Wrongful Death Lawsuit: Frequently Asked Questions

21 October 2015
 Categories: , Articles


According to the Centers for Disease Control and Prevention, approximately 130,000 Americans lose their life due to an accident or unintentional injury each year. If you've recently lost a loved one due to an accident that was caused by carelessness or negligence, you might be considering filing a wrongful death suit. Filing a wrongful death lawsuit can be intimidating, and chances are you will have many questions moving forward. Here are a few of the most frequently asked questions associated with wrongful death lawsuits:

What Exactly Is a Wrongful Death Lawsuit?

A lawsuit is classified as a "wrongful death" case when the victim dies from another person's negligence or an accident caused by another individual. In addition, if the death was intentional and not the result of another individual's carelessness, this can also be classified as a wrongful death case.

For example, if your loved one dies in a car accident that was caused by the carelessness of the other driver, this could be considered a wrongful death case. A malpractice suit brought against a negligent doctor or other medical professional can also be a wrongful death suit.

If you've recently lost a loved one and aren't sure whether or not you have a wrongful death case, don't hesitate to contact an attorney.

Who Can File a Wrongful Death Suit?

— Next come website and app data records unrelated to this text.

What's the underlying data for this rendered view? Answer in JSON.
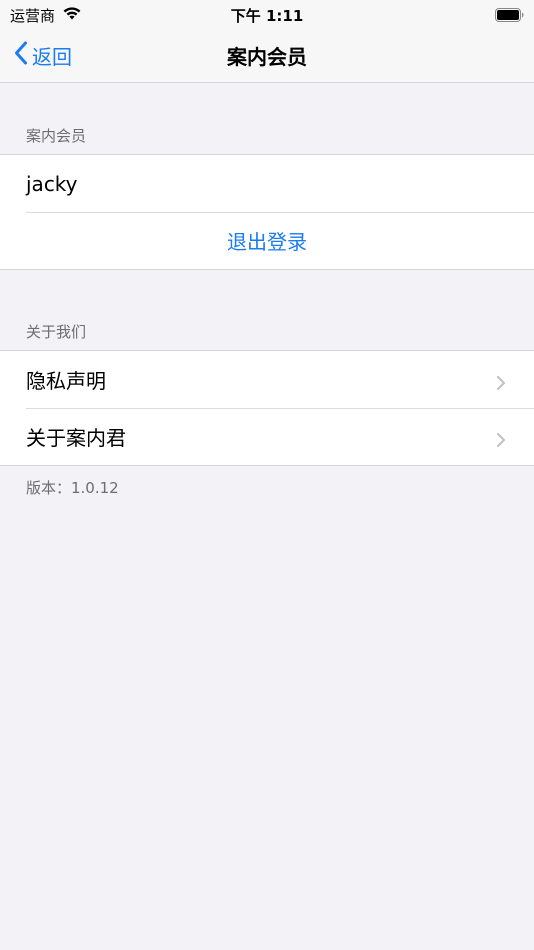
{
  "status_bar": {
    "carrier": "运营商",
    "time": "下午 1:11"
  },
  "nav": {
    "back_label": "返回",
    "title": "案内会员"
  },
  "member_section": {
    "header": "案内会员",
    "username": "jacky",
    "logout_label": "退出登录"
  },
  "about_section": {
    "header": "关于我们",
    "items": [
      {
        "label": "隐私声明"
      },
      {
        "label": "关于案内君"
      }
    ]
  },
  "version": {
    "text": "版本：1.0.12"
  },
  "colors": {
    "accent": "#1a7cf0",
    "background": "#f2f2f7",
    "section_text": "#6d6d72"
  }
}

The laws concerning who can file a wrongful death lawsuit vary by state. However, in most cases, the victim's spouse is the first individual who is entitled to file a wrongful death suit. If the spouse is deceased or the victim was unmarried, their children are the next individuals who are able to file a suit.

If there are no children or the victim wasn't married at the time of their death, the victim's parents are able to file a suit. Finally, if there isn't a spouse, children or parents, then other family members or the executor of the deceased's estate can file a suit.

Once again, the laws determining who is able to file a wrongful death suit vary from state to state. Contacting an attorney to learn about the specifics in your case is the best way to determine who is able to file a wrongful death suit.

Will I Have To Go To Court?

If you're hesitant about filing a wrongful death lawsuit, one of the biggest reasons might be your reluctance to go to court. In many cases, the suit is settled outside of a courtroom, meaning you won't need to go before a judge or deal with the cost and stress associated with a long, drawn out trial.

However, be aware that there is still a chance you will need to go to court. This is why it is vital you have an attorney on your side you can help you navigate through the murky waters of your wrongful death suit.

Where Do I Begin?

Whether your loved one's death was caused by a careless driver or a negligent physician, it is vital that your first step must be to hire an attorney. In addition to helping determine if you have a case, an attorney can ensure that every detail is handled correctly. For example, if your loved one perished in an automobile accident, gathering evidence from a crime scene and interviewing witnesses in a timely fashion is critical. The sooner you hire an attorney, the more quickly they and their associates can begin working on your case.

Filing a wrongful death lawsuit can seem intimidating, and you might not even be sure if you have a case. The first step that you should take before filing your suit is to contact an attorney from a law firm like Kornfeld Robert B Inc PS.